This blog reflects on life at work at comments on the latest news that shapes my 9-5 working day in a Corporate Communications consultancy.

About Me

I am a born and bred South African who has always loved to read and write. As a child my mother used to read to me and my siblings, from classics like the “Lord of the Rings” but later also from her own stories. She would write children’s stories and then use us as her test audience, but I loved to hear what she had written long after my siblings had tired of it. So I grew up in an environment of reading and writing, which inspired my love of these things. I hope to write a great book some day, and have learnt first hand the determination and will that it takes. My love of English inspired me to continue my study of it at university. I majored in Law and English in a BA degree at UCT where I found that I took to English much more than law. I enjoyed learning about South Africa’s history and the development of our liberal Constitution, which increasingly made me committed to the hope this country has for the future.

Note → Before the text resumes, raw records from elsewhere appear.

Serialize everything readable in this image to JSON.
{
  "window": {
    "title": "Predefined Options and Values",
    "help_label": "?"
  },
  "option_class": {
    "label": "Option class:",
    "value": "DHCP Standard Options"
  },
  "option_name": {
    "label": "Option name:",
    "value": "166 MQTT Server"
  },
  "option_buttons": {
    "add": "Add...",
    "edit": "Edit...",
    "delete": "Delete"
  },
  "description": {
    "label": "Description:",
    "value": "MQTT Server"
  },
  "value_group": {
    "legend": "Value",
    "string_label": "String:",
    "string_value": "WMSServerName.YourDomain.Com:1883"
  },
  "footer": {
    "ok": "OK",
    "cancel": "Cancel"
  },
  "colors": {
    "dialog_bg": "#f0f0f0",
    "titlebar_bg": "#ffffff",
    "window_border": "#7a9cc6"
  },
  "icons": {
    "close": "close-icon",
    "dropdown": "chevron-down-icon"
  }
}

Ideally, I’d like to find myself in a job where I am able to write; that allows a good mix of time spent with people and being able to work on my own.

Thursday, 14 February 2008

Brunswick: 9 months on

It’s been almost nine months since I started at Brunswick. What began with an offer of a one month contract was extended to two months, and then for a further six – and at the start of this year the three interns (including me) began on a more formal training course – which gives us all a period to learn in a structured manner.

Our last training session was on the role of an executive (the next step up from an intern). Our role is, essentially, to support the rest of the office. The point that made the biggest impression on me was how to do this more proactively. There are several ways we can be there for our teams:
- if there is a meeting we can offer to take notes and then distribute them
- before an upcoming event we can ask what needs to be done and how we can help
- if we see something important, such as an article that may need urgent attention, we need to take responsibility for making sure the right people have seen it
- in all our work, it’s important to consider what would be most useful to whoever has asked for it – and take care to present it in a way that is accessible to them. For example, during the recent power crisis, I was collecting some news coverage for a client. Rather than sending a mass of news articles only, I highlighted in red what would be relevant for them.
- there are a multitude of smaller things we can do – for example, when we send out news coverage, we can write in the subject of the e mail what the article is about, so that the person reading it can immediately see if it’s relevant.

The bottom line is: how can we work more efficiently and what can we do that will save whoever receives our work their time?

We’ve been encouraged to start working more proactively rather than simply getting bogged down by the volume of work. It’s challenging to think about things in this way; rather than waiting to be asked, to offer instead. This way, we will all feel like we’re making more of a contribution to the team and I think start to learn more and more.

Daniel, our trainer, emphasised that the more efficiently all the teams in the office work, the better the service we give to the client.

So I challenge everyone to think about how they can be more proactive in the workplace - rather than wait for work to come to you.

4 comments:

Valentin said...

I am glad that everything goes well with your work and training, and you enjoy it!

Thomas Blaser said...

Ja, that is a good observation. It is not just useful to be proactive at work, but also in all the things you do, in your relations to other peopole and so on. Often though, we lose our initiave through mindless power games and people who feel easily threatened.

Anonymous said...

Hi Susan

9 months! It’s fantastic that Brunswick is working out for you, and that you are working out for Brunswick.
You articulate what is expected of an ‘executive’ so well. But I think your learning points are as relevant for someone embarking on an internship, or entering the world of work for the first time. I’ll print out these points and give them to the people participating in the WoW Programme 2008, the new interns.

Best
Lesley Emanuel

Thomas Blaser said...

Team work is crucial. I am amazed how difficult it is to make people understand. As with many other things, it has to be the policy of the organization to support it. Otherwise, individuals may hardly be able to practice it with others.